Pick out each line with the word "verified" from the material that follows.

*** DATASET ***

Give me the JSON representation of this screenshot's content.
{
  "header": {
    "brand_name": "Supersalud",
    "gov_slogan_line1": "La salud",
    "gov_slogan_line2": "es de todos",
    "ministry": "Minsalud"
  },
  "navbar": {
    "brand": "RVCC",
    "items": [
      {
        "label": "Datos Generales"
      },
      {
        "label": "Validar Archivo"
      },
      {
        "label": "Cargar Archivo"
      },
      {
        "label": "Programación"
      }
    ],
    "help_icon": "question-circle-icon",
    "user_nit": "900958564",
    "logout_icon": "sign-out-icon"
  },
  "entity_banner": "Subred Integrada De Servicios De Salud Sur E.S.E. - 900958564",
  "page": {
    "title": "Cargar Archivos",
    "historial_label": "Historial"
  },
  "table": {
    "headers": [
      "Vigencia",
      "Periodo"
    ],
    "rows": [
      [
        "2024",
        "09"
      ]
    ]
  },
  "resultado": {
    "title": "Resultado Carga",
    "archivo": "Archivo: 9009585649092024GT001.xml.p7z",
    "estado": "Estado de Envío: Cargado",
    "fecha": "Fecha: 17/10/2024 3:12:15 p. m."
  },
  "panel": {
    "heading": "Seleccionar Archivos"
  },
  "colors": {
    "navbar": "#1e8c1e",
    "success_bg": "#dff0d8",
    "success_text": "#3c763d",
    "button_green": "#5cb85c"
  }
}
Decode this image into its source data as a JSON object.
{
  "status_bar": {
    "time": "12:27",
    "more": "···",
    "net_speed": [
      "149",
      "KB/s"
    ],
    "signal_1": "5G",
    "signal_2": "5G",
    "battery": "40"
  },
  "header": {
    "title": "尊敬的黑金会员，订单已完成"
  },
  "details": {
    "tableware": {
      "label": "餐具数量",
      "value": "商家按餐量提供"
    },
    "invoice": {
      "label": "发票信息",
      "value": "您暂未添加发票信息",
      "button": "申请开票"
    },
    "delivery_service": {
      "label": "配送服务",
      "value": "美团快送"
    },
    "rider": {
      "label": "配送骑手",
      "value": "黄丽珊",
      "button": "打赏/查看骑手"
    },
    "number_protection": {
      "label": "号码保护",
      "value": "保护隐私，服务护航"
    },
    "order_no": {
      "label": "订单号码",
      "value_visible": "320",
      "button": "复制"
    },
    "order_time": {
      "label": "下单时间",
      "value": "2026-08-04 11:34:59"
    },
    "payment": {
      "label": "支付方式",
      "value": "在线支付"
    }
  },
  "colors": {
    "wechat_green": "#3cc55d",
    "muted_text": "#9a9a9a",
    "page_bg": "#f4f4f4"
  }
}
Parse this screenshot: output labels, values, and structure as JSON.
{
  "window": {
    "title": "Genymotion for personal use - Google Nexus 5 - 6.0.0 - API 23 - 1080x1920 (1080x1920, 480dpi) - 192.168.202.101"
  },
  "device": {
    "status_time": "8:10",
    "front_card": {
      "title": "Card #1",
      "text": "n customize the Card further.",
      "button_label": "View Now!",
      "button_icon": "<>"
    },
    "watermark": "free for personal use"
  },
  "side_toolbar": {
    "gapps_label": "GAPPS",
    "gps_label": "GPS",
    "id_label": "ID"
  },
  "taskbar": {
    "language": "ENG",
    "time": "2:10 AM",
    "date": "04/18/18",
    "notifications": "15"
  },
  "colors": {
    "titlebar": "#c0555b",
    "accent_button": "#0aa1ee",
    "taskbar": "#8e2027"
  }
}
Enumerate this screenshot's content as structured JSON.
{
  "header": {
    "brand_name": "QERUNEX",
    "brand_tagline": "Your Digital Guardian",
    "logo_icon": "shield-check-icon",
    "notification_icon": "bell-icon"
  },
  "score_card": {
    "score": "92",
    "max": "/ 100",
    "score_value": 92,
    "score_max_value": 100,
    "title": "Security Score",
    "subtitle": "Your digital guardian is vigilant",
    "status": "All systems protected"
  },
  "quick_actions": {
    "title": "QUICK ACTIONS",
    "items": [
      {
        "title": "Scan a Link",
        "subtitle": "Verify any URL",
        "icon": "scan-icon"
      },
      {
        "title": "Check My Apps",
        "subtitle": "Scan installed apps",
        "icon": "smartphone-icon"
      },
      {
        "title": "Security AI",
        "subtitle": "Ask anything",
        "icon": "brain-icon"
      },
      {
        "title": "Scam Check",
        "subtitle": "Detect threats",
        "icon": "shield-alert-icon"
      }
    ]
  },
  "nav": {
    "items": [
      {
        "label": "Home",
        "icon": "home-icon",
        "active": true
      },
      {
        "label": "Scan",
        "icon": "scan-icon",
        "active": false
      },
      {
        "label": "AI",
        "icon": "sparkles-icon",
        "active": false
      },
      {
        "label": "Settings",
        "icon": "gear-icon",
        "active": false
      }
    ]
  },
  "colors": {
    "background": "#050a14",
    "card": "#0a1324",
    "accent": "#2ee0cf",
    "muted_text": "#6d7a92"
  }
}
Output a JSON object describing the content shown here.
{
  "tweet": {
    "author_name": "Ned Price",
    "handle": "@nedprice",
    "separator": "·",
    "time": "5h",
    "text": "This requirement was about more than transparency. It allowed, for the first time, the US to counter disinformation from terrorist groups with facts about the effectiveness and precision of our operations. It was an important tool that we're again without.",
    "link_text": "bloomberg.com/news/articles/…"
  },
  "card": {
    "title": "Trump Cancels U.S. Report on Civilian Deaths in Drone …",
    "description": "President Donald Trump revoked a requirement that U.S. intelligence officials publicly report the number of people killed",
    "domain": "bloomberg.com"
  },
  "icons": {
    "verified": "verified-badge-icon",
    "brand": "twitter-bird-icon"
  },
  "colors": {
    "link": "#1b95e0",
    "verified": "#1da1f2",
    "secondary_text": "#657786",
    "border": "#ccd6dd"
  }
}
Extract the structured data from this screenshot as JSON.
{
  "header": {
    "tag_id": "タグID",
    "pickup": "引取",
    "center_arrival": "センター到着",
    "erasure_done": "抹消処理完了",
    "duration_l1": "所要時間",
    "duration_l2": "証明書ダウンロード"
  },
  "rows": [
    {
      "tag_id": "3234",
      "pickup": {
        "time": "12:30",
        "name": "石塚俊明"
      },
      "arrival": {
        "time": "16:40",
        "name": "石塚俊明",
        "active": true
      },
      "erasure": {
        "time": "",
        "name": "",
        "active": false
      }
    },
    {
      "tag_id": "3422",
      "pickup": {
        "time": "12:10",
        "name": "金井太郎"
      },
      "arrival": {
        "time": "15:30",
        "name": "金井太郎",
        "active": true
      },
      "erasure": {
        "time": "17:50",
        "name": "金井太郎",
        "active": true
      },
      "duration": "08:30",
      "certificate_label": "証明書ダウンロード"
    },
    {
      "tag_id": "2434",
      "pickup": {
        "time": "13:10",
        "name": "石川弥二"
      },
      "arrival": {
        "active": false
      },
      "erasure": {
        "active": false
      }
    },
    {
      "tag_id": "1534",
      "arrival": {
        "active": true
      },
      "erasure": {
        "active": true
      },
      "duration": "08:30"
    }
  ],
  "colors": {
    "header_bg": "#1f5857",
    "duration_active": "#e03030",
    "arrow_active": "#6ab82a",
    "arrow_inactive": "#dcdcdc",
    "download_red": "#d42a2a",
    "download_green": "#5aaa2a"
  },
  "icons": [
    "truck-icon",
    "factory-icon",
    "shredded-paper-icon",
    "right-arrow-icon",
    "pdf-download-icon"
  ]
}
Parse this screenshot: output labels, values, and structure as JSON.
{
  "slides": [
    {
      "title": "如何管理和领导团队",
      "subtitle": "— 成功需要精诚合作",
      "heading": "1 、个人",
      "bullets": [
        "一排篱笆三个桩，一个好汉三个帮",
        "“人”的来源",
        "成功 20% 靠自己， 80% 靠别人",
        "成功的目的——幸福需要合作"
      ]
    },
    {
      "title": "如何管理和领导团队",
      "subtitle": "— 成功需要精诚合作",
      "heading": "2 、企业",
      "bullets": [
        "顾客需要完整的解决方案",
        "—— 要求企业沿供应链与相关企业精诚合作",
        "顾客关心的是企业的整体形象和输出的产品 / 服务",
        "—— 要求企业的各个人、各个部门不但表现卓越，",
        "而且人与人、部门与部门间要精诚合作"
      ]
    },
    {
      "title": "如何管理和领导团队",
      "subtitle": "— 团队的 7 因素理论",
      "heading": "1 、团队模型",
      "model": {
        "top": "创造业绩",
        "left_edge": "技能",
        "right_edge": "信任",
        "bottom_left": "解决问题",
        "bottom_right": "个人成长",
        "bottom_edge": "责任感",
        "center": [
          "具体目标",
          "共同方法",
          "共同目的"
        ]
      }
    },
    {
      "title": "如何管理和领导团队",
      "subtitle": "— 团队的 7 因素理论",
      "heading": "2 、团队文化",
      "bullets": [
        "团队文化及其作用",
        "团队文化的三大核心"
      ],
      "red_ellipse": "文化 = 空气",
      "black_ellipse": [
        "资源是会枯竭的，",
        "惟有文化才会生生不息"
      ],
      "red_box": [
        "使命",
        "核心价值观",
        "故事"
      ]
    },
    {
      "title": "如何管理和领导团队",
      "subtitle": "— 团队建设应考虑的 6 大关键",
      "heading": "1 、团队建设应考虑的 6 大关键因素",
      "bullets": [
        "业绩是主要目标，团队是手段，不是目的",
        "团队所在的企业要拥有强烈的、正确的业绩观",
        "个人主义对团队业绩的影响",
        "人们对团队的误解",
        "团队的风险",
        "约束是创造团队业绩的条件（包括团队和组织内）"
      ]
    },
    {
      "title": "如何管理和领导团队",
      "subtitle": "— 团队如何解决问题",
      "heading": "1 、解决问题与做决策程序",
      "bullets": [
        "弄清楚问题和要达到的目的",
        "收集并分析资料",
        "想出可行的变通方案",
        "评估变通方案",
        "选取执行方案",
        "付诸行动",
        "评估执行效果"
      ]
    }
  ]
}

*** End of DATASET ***

### SOLUTION BELOW
    "verified": "verified-badge-icon",
    "verified": "#1da1f2",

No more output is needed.